In the course of recent years, in excess of 40 urban communities and nations around the globe have passed an expense on sugar-improved refreshments. These soft drink charges are intended to improve general wellbeing—however isn’t that right? Or on the other hand have all the fate and-melancholy expectations of the soft drink industry work out? Specialists have been crunching the information, and in this scene we have the scoop: Do soft drink charges work? We’ve additionally got the narrative of how the soft drink industry is battling back, with grimy traps in Colombia and extortion in California. At last, are soft drink imposes even the best intercession for improving general wellbeing? We have fresh out of the plastic new outcomes from a radical, world-first investigation in Chile. Tune in now as we achieve the epic finale of the extraordinary soft drink wars!
At the point when the main present day soft drink charge in the United States go in Berkeley, California, in 2014, general wellbeing advocates were elated. They considered it to be the initial move toward at long last handling the city’s developing rates of stoutness, especially among children, and the beginning of a rush of comparative measures the nation over. In the mean time, the soft drink industry had contended the expenses would cause noteworthy employment misfortunes and financial hardship for poor people, that individuals would simply purchase soft drink somewhere else, and that the charges wouldn’t work to lessen utilization at any rate. Who was correct? This scene, we chat with the analysts Sara Bleich, Barry Popkin, and Kelly Brownell, who have been checking the initial couple of long stretches of the soft drink expenses’ usage in Berkeley, Philadelphia, Mexico, and somewhere else to discover how well the assessments functioned.
Despite the fact that the information are just barely rising, the Berkeley campaigners were right in no less than one regard: Other urban areas and nations around the globe host since joined the soft drink charge gathering.

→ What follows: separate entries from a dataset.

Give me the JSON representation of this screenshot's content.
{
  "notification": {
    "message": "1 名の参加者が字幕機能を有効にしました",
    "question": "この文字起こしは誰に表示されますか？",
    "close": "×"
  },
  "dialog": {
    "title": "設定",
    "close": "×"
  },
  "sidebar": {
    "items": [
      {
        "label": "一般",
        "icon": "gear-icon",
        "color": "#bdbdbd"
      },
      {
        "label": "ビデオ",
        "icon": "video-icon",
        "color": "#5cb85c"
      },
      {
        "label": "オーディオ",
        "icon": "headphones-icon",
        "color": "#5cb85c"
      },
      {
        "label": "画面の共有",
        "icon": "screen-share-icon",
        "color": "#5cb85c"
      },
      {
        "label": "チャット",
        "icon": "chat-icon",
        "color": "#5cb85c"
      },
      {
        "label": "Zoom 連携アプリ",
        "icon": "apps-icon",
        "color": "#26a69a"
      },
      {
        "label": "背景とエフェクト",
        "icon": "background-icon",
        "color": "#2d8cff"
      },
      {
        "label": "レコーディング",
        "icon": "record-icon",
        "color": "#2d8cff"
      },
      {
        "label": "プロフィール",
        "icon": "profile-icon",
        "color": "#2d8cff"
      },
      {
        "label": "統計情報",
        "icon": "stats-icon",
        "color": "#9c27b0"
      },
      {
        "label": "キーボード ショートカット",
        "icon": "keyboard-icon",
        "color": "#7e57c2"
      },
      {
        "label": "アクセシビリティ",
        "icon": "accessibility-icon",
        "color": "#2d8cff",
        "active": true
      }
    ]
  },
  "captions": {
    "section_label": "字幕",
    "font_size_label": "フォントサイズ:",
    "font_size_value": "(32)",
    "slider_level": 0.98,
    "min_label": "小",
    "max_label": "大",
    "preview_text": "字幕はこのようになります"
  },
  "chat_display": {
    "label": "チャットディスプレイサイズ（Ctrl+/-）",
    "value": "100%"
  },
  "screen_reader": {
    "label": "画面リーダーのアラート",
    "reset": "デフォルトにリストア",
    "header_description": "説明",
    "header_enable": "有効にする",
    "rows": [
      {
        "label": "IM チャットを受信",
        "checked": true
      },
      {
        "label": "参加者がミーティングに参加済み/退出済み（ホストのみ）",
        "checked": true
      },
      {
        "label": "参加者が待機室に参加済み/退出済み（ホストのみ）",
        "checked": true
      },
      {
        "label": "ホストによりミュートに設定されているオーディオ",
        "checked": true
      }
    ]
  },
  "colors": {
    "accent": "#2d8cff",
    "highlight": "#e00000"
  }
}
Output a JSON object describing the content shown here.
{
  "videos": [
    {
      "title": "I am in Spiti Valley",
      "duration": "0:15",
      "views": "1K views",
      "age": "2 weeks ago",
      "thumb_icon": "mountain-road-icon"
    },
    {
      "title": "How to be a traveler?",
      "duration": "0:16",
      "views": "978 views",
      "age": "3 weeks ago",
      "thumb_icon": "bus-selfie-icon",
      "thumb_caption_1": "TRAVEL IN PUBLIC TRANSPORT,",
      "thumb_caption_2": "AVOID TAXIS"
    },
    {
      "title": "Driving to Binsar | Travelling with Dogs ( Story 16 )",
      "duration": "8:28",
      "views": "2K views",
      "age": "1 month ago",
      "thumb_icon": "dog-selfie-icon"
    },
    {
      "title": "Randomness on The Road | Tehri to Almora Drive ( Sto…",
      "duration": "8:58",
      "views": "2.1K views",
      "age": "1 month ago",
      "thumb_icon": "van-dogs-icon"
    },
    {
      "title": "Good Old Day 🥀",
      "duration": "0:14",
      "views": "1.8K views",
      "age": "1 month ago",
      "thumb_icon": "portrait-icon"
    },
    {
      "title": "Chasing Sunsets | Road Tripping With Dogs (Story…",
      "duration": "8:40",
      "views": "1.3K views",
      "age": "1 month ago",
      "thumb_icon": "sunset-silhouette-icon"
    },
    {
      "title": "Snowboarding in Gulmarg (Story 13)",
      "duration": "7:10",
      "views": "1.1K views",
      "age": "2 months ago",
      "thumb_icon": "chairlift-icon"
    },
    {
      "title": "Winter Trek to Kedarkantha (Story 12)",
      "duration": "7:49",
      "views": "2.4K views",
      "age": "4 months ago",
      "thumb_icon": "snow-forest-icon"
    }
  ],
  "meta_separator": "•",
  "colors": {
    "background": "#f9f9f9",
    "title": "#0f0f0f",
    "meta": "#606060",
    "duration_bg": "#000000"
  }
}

It’s not exactly a wave—for each new duty that has gone, no less than one has been vanquished or revoked, as in Chicago—however it’s plainly enough to stress the sugary refreshment industry. In Part 1 of The Great Soda Wars, we took a gander at how much soft drink organizations spend on crusading and campaigning against guideline. This scene, we recount to the narrative of two of their greatest successes: In Colombia, the dissident Esperanza Cerón portrays a no nonsense grimy traps battle that vanquished the nation’s first soft drink charge, while Sara Bleich educates us regarding the business’ fruitful exertion to coerce the territory of California. These shrewd procedures appear to be very well-known to Cristin Kearns, who, as the author of the new UCSF Food Industry Documents Archive, has followed how Big Soda is essentially following Big Tobacco’s playbook. Kearns anticipates a long and harsh battle to come.
Somehow or another, the force of the soft drink industry’s reaction offers its very own declaration to the adequacy of soft drink charges. Be that as it may, would they say they are really the best device accessible to governments for diminishing heftiness and improving general wellbeing? To wrap up our extraordinary two-section arrangement on the Great Soda Wars, we take a gander at a few nations that have had a go at something else. Adam Briggs portrays how the United Kingdom’s layered soft drink charge was intended to urge the business to reformulate its items rather than lessening utilization—a procedure that, as indicated by his model, appears to probably result in significantly greater general medical advantages. What’s more, Barry Popkin enlightens us regarding Chile’s intense new test in sustenance and-drink naming, and he shares the nation’s primer outcomes, which are, he says, “exceptionally huge—a lot greater than the assessment.” Listen in now for the scoop—just as why we in the United States may never have the capacity to duplicate Chile’s driven way to deal with improving general wellbeing.